There’s a lot of talk about reducing our carbon footprint to protect the earth for future generations. From avoiding gas leaf blowers to turning off your lights when you leave a room, there are many meaningful ways to support the planet’s health—both big and small. And though the most effective solutions for climate change will ultimately come down to large-scale shifts in government policies and how big corporations operate, the actions we take daily can move us into a future that feels more aligned with our views.
New research finds that when it comes to what you eat, even some simple diet tweaks can mean big reductions in your carbon footprint, too.
What is a carbon footprint?
A “carbon footprint” refers to the total amount of greenhouse gasses that are emitted into the environment. While carbon dioxide (CO2) is the greenhouse gas that is most prevalent, other gasses like methane and nitrous oxide can contribute to a carbon footprint too.
Generally speaking, the higher the carbon footprint, the greater the detrimental effect on our environment. When it comes to carbon dioxide, for example, having too much of this gas in the environment is concerning because it has heat-trapping properties, leading to a phenomenon known as the greenhouse effect. When CO2 is released into the atmosphere, it acts like a blanket, preventing the sun’s heat from escaping back into space. This trapped heat contributes to global warming, causing a rise in average global temperatures. This temperature increase can lead to certain environmental changes, including melting polar ice caps, rising sea levels, and alterations in wildlife habitats and migration patterns. Additionally, higher concentrations of CO2 in the atmosphere can lead to ocean acidification, which poses serious threats to marine life.
Because of this, many initiatives, both personal and corporate, are focused on reducing carbon footprints to mitigate the effects of global warming.
Your diet may impact your carbon footprint
The foods you choose to eat may have a profound impact on the environment—particularly because certain items emit more greenhouse gasses than others when they are grown, processed, harvested, distributed and transported. But giving your diet a complete overhaul can be challenging.
If you are keen on taking steps to keep Mother Earth healthy but don’t want to give up your favorite foods, new findings from researchers from Stanford, Harvard and Tulane will help you navigate this conundrum, as they conducted an analysis of simple food swaps that can provide a positive impact on the environment. The research was published in the journal “Nature Food” in October.

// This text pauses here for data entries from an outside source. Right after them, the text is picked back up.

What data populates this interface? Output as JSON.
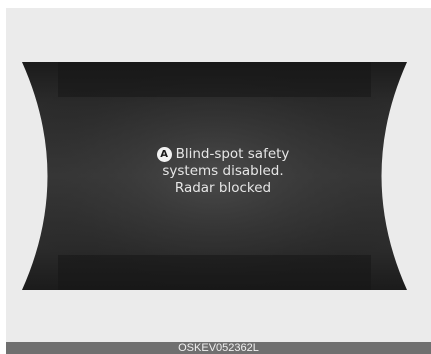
{
  "display": {
    "badge": "A",
    "message_lines": [
      "Blind-spot safety",
      "systems disabled.",
      "Radar blocked"
    ],
    "colors": {
      "panel": "#1e1e1e",
      "center": "#4a4a4a",
      "text": "#e6e6e6",
      "page": "#ebebeb"
    }
  },
  "caption": {
    "code": "OSKEV052362L"
  }
}
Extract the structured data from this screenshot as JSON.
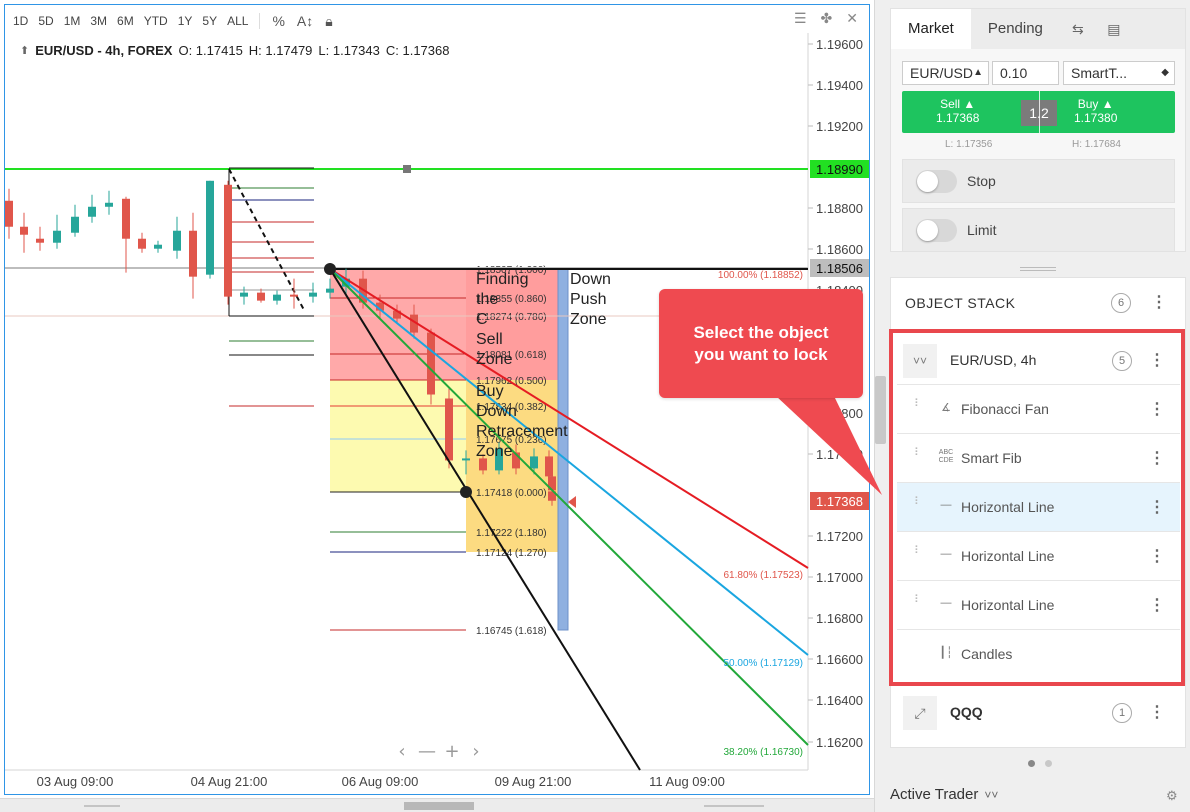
{
  "toolbar": {
    "timeframes": [
      "1D",
      "5D",
      "1M",
      "3M",
      "6M",
      "YTD",
      "1Y",
      "5Y",
      "ALL"
    ],
    "percent_icon": "percent-icon",
    "log_icon": "auto-scale-icon",
    "lock_icon": "lock-icon",
    "menu_icon": "hamburger-icon",
    "layout_icon": "crosshair-icon",
    "close_icon": "close-icon"
  },
  "legend": {
    "symbol": "EUR/USD - 4h, FOREX",
    "open": "O: 1.17415",
    "high": "H: 1.17479",
    "low": "L: 1.17343",
    "close": "C: 1.17368"
  },
  "colors": {
    "bull": "#26a69a",
    "bear": "#e0564b",
    "accent": "#2f95e6",
    "green_line": "#22e022",
    "red": "#e9474d",
    "trade_green": "#1ec45f"
  },
  "chart_data": {
    "type": "candlestick",
    "symbol": "EUR/USD",
    "timeframe": "4h",
    "y_ticks": [
      "1.19600",
      "1.19400",
      "1.19200",
      "1.18800",
      "1.18600",
      "1.18400",
      "1.17800",
      "1.17600",
      "1.17200",
      "1.17000",
      "1.16800",
      "1.16600",
      "1.16400",
      "1.16200"
    ],
    "x_ticks": [
      "03 Aug 09:00",
      "04 Aug 21:00",
      "06 Aug 09:00",
      "09 Aug 21:00",
      "11 Aug 09:00"
    ],
    "ylim": [
      1.1602,
      1.1971
    ],
    "candles": [
      {
        "o": 1.1887,
        "h": 1.1893,
        "l": 1.1868,
        "c": 1.1874
      },
      {
        "o": 1.1874,
        "h": 1.1881,
        "l": 1.1861,
        "c": 1.187
      },
      {
        "o": 1.1868,
        "h": 1.1874,
        "l": 1.1862,
        "c": 1.1866
      },
      {
        "o": 1.1866,
        "h": 1.188,
        "l": 1.1863,
        "c": 1.1872
      },
      {
        "o": 1.1871,
        "h": 1.1885,
        "l": 1.1869,
        "c": 1.1879
      },
      {
        "o": 1.1879,
        "h": 1.189,
        "l": 1.1876,
        "c": 1.1884
      },
      {
        "o": 1.1884,
        "h": 1.1892,
        "l": 1.188,
        "c": 1.1886
      },
      {
        "o": 1.1888,
        "h": 1.1889,
        "l": 1.1851,
        "c": 1.1868
      },
      {
        "o": 1.1868,
        "h": 1.1871,
        "l": 1.1861,
        "c": 1.1863
      },
      {
        "o": 1.1863,
        "h": 1.1867,
        "l": 1.1861,
        "c": 1.1865
      },
      {
        "o": 1.1862,
        "h": 1.1879,
        "l": 1.1858,
        "c": 1.1872
      },
      {
        "o": 1.1872,
        "h": 1.1881,
        "l": 1.1838,
        "c": 1.1849
      },
      {
        "o": 1.185,
        "h": 1.1897,
        "l": 1.1848,
        "c": 1.1897
      },
      {
        "o": 1.1895,
        "h": 1.1897,
        "l": 1.1835,
        "c": 1.1839
      },
      {
        "o": 1.1839,
        "h": 1.1844,
        "l": 1.1835,
        "c": 1.1841
      },
      {
        "o": 1.1841,
        "h": 1.1843,
        "l": 1.1836,
        "c": 1.1837
      },
      {
        "o": 1.1837,
        "h": 1.1842,
        "l": 1.1835,
        "c": 1.184
      },
      {
        "o": 1.184,
        "h": 1.1848,
        "l": 1.1833,
        "c": 1.1839
      },
      {
        "o": 1.1839,
        "h": 1.1846,
        "l": 1.1836,
        "c": 1.1841
      },
      {
        "o": 1.1841,
        "h": 1.1848,
        "l": 1.1838,
        "c": 1.1843
      },
      {
        "o": 1.1844,
        "h": 1.1853,
        "l": 1.1839,
        "c": 1.1848
      },
      {
        "o": 1.1848,
        "h": 1.1852,
        "l": 1.1833,
        "c": 1.1836
      },
      {
        "o": 1.1836,
        "h": 1.184,
        "l": 1.1828,
        "c": 1.1832
      },
      {
        "o": 1.1832,
        "h": 1.1835,
        "l": 1.1826,
        "c": 1.1828
      },
      {
        "o": 1.183,
        "h": 1.1835,
        "l": 1.1818,
        "c": 1.1821
      },
      {
        "o": 1.1821,
        "h": 1.1823,
        "l": 1.1785,
        "c": 1.179
      },
      {
        "o": 1.1788,
        "h": 1.1793,
        "l": 1.1753,
        "c": 1.1757
      },
      {
        "o": 1.1757,
        "h": 1.1762,
        "l": 1.175,
        "c": 1.1758
      },
      {
        "o": 1.1758,
        "h": 1.176,
        "l": 1.175,
        "c": 1.1752
      },
      {
        "o": 1.1752,
        "h": 1.1766,
        "l": 1.175,
        "c": 1.1763
      },
      {
        "o": 1.1761,
        "h": 1.1765,
        "l": 1.175,
        "c": 1.1753
      },
      {
        "o": 1.1753,
        "h": 1.1763,
        "l": 1.175,
        "c": 1.1759
      },
      {
        "o": 1.1759,
        "h": 1.1762,
        "l": 1.1747,
        "c": 1.1749
      },
      {
        "o": 1.1749,
        "h": 1.1752,
        "l": 1.174,
        "c": 1.1742
      },
      {
        "o": 1.17415,
        "h": 1.17479,
        "l": 1.17343,
        "c": 1.17368
      }
    ],
    "price_lines": [
      {
        "label": "1.18990",
        "color": "#22e022"
      },
      {
        "label": "1.18506",
        "color": "#bdbdbd"
      },
      {
        "label": "1.17368",
        "color": "#e0564b"
      }
    ],
    "fib_levels": [
      {
        "label": "1.18507 (1.000)"
      },
      {
        "label": "1.18355 (0.860)"
      },
      {
        "label": "1.18274 (0.786)"
      },
      {
        "label": "1.18081 (0.618)"
      },
      {
        "label": "1.17962 (0.500)"
      },
      {
        "label": "1.17834 (0.382)"
      },
      {
        "label": "1.17675 (0.236)"
      },
      {
        "label": "1.17418 (0.000)"
      },
      {
        "label": "1.17222 (1.180)"
      },
      {
        "label": "1.17124 (1.270)"
      },
      {
        "label": "1.16745 (1.618)"
      }
    ],
    "zone_labels": {
      "sell_zone": "Finding the C Sell Zone",
      "push_zone": "Down Push Zone",
      "buy_zone": "Buy Down Retracement Zone"
    },
    "fan_labels": [
      {
        "label": "100.00% (1.18852)",
        "color": "#e0564b"
      },
      {
        "label": "61.80% (1.17523)",
        "color": "#e0564b"
      },
      {
        "label": "50.00% (1.17129)",
        "color": "#1aa6e0"
      },
      {
        "label": "38.20% (1.16730)",
        "color": "#22a83a"
      }
    ],
    "nav_controls": [
      "‹",
      "—",
      "+",
      "›"
    ]
  },
  "order_panel": {
    "tabs": [
      "Market",
      "Pending"
    ],
    "tab_icons": [
      "transfer-icon",
      "card-icon"
    ],
    "symbol": "EUR/USD",
    "quantity": "0.10",
    "order_type": "SmartT...",
    "sell": {
      "label": "Sell ▲",
      "price": "1.17368"
    },
    "buy": {
      "label": "Buy ▲",
      "price": "1.17380"
    },
    "spread": "1.2",
    "low": "L: 1.17356",
    "high": "H: 1.17684",
    "stop_label": "Stop",
    "limit_label": "Limit"
  },
  "object_stack": {
    "title": "OBJECT STACK",
    "count": "6",
    "group": {
      "title": "EUR/USD, 4h",
      "count": "5"
    },
    "items": [
      {
        "label": "Fibonacci Fan",
        "icon": "fib-fan-icon"
      },
      {
        "label": "Smart Fib",
        "icon": "smart-fib-icon"
      },
      {
        "label": "Horizontal Line",
        "icon": "horizontal-line-icon"
      },
      {
        "label": "Horizontal Line",
        "icon": "horizontal-line-icon"
      },
      {
        "label": "Horizontal Line",
        "icon": "horizontal-line-icon"
      },
      {
        "label": "Candles",
        "icon": "candles-icon"
      }
    ],
    "qqq": {
      "title": "QQQ",
      "count": "1"
    }
  },
  "tooltip": {
    "text_line1": "Select the object",
    "text_line2": "you want to lock"
  },
  "active_trader": {
    "label": "Active Trader"
  }
}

Using dietary intake data from a sample of 7,753 US children and adults, the researchers suggested that if everyone who ate what they consider high-carbon foods instead consumed a lower-carbon substitute, the total dietary carbon footprint in the United States would be reduced by more than 35%. Plus, if adopted, these substitutions would improve consumers’ overall dietary quality by 4% to 10%. Sounds like a win-win.
Swaps to reduce your dietary carbon footprint
The researchers found some “high-emission” swaps that may result in both positive environmental and health effects. Some tips they identified include:
Switching out beef or pork for chicken or a vegetarian item in dishes
Choosing a plant-based milk alternative, like oat, almond or soy milk instead of dairy milk
Replacing juice with whole fruit
Swapping a beef burger with a turkey burger
Opting for salmon instead of crab
Eating pork instead of lamb
The largest reductions in carbon emissions appear to be seen when mixed dishes, like burritos and pasta, use lower carbon-impact proteins instead of higher choices.
One key aspect of these findings is that if you want to reduce your carbon footprint, you don’t have to give your entire diet an overhaul. “Simple, achievable substitutions—small changes—can still produce a meaningful impact,” per Anna Grummon, PhD, the study’s lead author and assistant professor of pediatrics and health policy at Stanford University.
Should you make “low-emission” swaps?
It is important to keep in mind that, while making these swaps may result in a lower production of greenhouse emissions, there are other factors to consider when you decide if making these swaps are right for you.
Take the suggestion to replace dairy milk with almond milk, as an example. While it appears to be true that dairy milk produces more carbon emissions than plant-based choices, almond milk production requires more water, giving it a higher water footprint. Additionally, the retail price of plant-based milks, like almond milk, is generally higher than cow’s milk, making it less accessible to lower-income groups. Finally, while almond milk is fortified with nutrients, a recent analysis suggested that plant-based milks do not compare to traditional dairy on a nutritional level.
When it comes to nutritional considerations, beef is one of the best sources of heme iron (the form of iron that the body can absorb and utilize more easily than plant-based sources). Since recent data shows that 40% of teenage girls have iron deficiency, a condition that is linked to poor school performance, sluggishness and brain fog, it’s important that, if you are going to swap beef for another food, you make sure you aren’t missing important nutrients like iron as a result by choosing other iron-containing foods.
When deciding which swaps to adopt, accessibility, nutritional implications and taste should all be considered. And remember—even small changes may have impressively big impacts.